Part 1: Flat Panel Displays of the TFT Guide discussed the basics of flat panel displays and the general market situation for them. This part of the report is dedicated to our more technically-minded readers as it covers the latest technologies used to improve the viewing angle and response times of the displays.
The Current Situation
TFT flat panel displays have two decisive disadvantages when you compare them with conventional cathode ray tube monitors:
(1) When you view a TFT display from the side, you will quickly notice a dramatic loss of screen brightness and a characteristic change of displayed colors. Older flat panel displays typically have a viewing angle of 90 degrees, i.e. 45 degrees to each side. As long as there is only one viewer this isn't a problem. As soon as you invite a second viewer, for example a customer you want to show something to, or an additional player for an action game at home - then you won't have to wait too long to hear a complaint about bad display quality.

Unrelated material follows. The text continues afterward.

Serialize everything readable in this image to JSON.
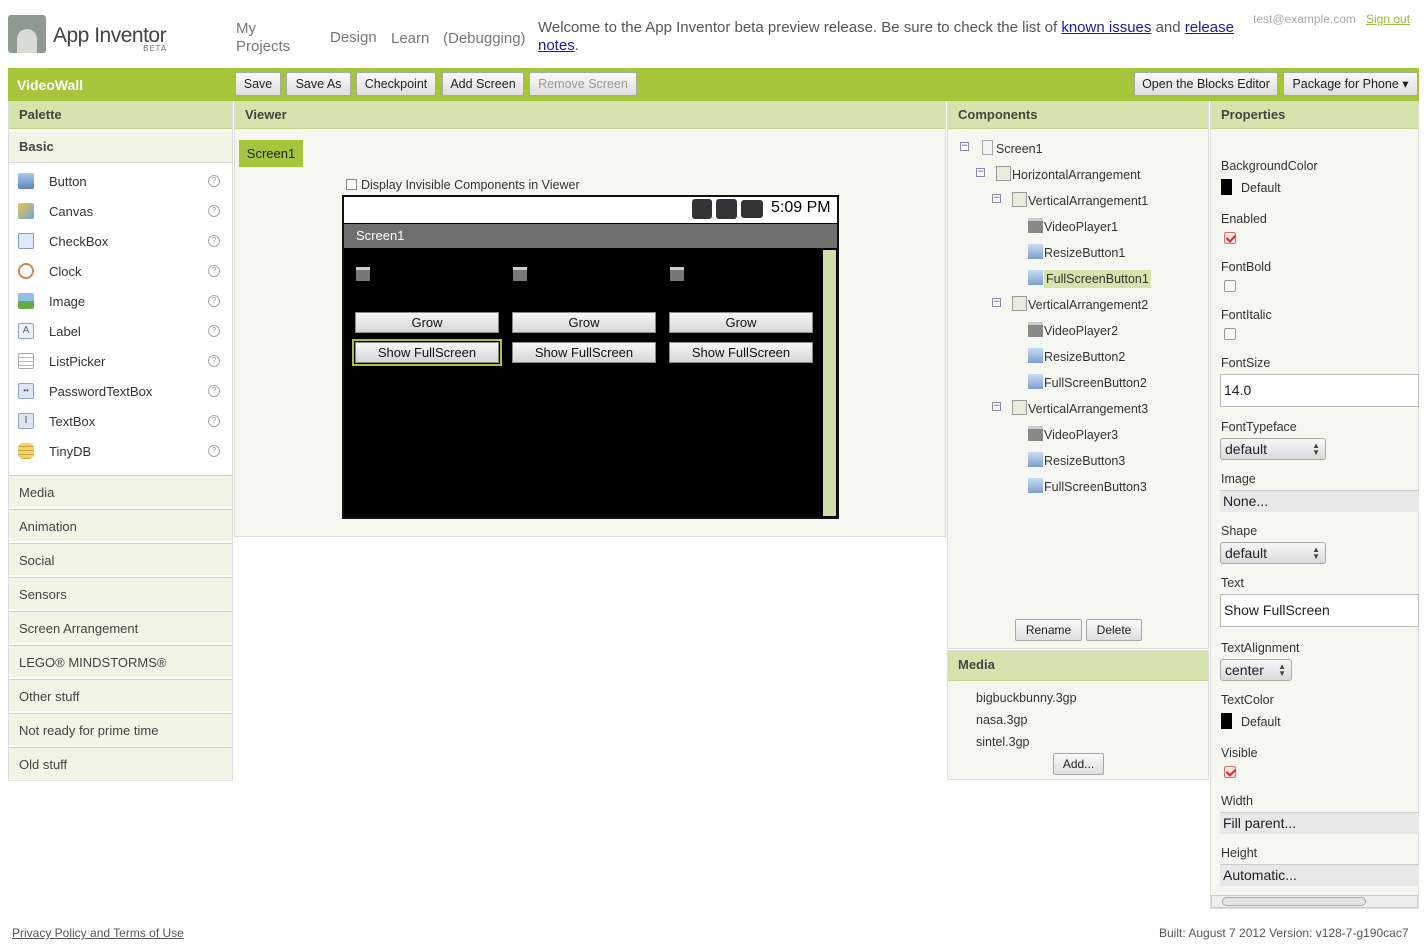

(2) Quick scene changes, which are commonplace for video playback and games, demand performance that is just too much for today's slow liquid crystals. Slow response times result in distorted or streaked images. Classic examples of streak distortion can be seen when a stock exchange ticker is displayed, or when a jet fighter flies through a valley in an action game.

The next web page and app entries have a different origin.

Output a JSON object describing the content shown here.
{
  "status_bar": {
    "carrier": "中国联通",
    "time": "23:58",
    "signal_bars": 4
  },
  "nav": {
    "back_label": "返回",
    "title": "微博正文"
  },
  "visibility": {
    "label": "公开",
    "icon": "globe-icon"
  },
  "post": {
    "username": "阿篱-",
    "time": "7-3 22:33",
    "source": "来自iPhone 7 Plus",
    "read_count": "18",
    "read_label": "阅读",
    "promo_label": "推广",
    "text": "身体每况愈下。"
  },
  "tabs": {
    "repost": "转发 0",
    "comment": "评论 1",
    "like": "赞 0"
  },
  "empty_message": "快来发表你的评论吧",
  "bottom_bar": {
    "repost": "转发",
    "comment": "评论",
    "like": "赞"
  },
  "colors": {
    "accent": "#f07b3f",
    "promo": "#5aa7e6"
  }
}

The flat panel manufacturers are not resting on their laurels and have recently introduced the first models with improved technology to the market. The most important technologies available are TN+Film, IPS (or 'Super-TFT') and MVA, all of which are explained in the following sections of this article.